I give this explanation, so that it might be understood just how crucial the timing of this post and the events (some, largely mental) that led up to it are.

Leading up... In November, I had settled into Korea well enough to turn my mind to writing - thinking about projects I wanted to start, work on, or possibly complete. Then my computer died, necessitating a great reduction in the time spent on my computer, as I was running from my backup drive until I could comfortably afford the purchase of a new one... and as a devotee of Apple, that took a few months... This break threw me off track of any sort of creative process - my computer is largely the way I communicate with my family and friends, the scholarly and literary communities I follow - the connections that sustain me in a very real way, despite their virtual nature... Towards the end of January, I knew I would be getting a new computer soon, and those thoughts of writing began to return...

But then February happened... cold, gray, soul-crunching February... it made me want to sleep constantly, while preventing me from sleeping most nights... that is the daemon that is February...

So, Friday night I was up anyway, unable to keep my attention on my novel, having blown through my rss reader, and too enmeshed in the blahs to find other distraction on the internet, when my calendar reminded me that it was time for the live stream of the Exemplaria Symposium of Surface, Symptom, and the State of Critique... Not something I had read or prepared for in anyway other than reading Jeffrey Cohen's handout on In The Middle... In fact, until that late moment, I hadn't even looked at the schedule beyond glancing and noting it on my calendar.

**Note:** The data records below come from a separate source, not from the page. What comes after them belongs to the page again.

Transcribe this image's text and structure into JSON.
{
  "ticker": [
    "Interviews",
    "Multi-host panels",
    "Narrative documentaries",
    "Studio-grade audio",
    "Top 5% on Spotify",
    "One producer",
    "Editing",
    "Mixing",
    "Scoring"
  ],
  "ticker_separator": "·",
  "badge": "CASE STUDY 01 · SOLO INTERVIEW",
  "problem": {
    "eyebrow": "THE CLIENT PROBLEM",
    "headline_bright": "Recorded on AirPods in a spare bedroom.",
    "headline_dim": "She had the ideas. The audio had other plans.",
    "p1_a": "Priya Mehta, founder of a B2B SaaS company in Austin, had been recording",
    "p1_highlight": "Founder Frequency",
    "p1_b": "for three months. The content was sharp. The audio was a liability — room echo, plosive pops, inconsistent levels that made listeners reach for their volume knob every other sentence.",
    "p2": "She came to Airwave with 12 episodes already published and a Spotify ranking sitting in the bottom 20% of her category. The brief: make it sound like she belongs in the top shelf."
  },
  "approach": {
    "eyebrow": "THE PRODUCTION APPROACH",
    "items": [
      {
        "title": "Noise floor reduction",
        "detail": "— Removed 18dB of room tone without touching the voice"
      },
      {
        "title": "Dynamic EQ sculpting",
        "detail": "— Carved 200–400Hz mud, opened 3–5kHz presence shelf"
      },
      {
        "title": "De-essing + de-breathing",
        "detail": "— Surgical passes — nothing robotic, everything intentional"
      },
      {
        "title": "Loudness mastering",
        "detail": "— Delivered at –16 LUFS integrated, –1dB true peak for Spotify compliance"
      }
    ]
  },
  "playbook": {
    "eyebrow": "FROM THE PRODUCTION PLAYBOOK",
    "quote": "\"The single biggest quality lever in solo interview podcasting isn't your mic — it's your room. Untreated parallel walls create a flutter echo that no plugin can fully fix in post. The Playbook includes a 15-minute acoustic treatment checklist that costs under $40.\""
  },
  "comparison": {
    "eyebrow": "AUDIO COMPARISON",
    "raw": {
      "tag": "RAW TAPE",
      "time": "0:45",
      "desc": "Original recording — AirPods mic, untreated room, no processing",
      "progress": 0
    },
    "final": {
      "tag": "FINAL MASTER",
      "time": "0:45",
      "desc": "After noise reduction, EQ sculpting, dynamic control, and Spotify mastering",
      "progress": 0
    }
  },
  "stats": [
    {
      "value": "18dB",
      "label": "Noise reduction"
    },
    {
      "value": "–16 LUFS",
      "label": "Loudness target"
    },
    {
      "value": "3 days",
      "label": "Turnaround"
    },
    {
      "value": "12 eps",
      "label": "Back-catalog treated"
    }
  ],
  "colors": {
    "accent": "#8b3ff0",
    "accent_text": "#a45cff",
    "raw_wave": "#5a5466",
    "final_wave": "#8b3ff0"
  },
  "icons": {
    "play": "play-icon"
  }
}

After all, Korea is a long way from Texas, and distance and time meant I would probably not see it anyway. So thanks, February... this is all your fault...

On opening the live stream, I was immediately swept under (pardon the pun). I had little context, beyond foundational literary theories, for the thoughts the presenters were raising and responding to, yet I was immediately fascinated - so much so that I, couldn't sleep through the next panel, or the next - when I tried to sleep between them my brain kept waking me up, wondering what I was missing. The symposium brought my brain to life - in a somewhat uncomfortable fashion, even. So, now I have pages of notes, and an extended reading list on a topic I had not really considered at all - at least not in a conscious matter (though anyone associated with the Popular Romance Studies field will confirm that how and why we read is never far beneath the scholarship, due to a frequent necessity to defend what we read and study).

Now my brain is so filled with new (to me) thinking about reading, scholarship, and creative generalization that it has pushed out of February's hold... The symposium has cost me quite a bit of sleep, but has re-affirmed my deep, integral need for a life of the mind... 

Now, I only hope that this thinking will lead to writing, and maintain the pressure keeping February at bay...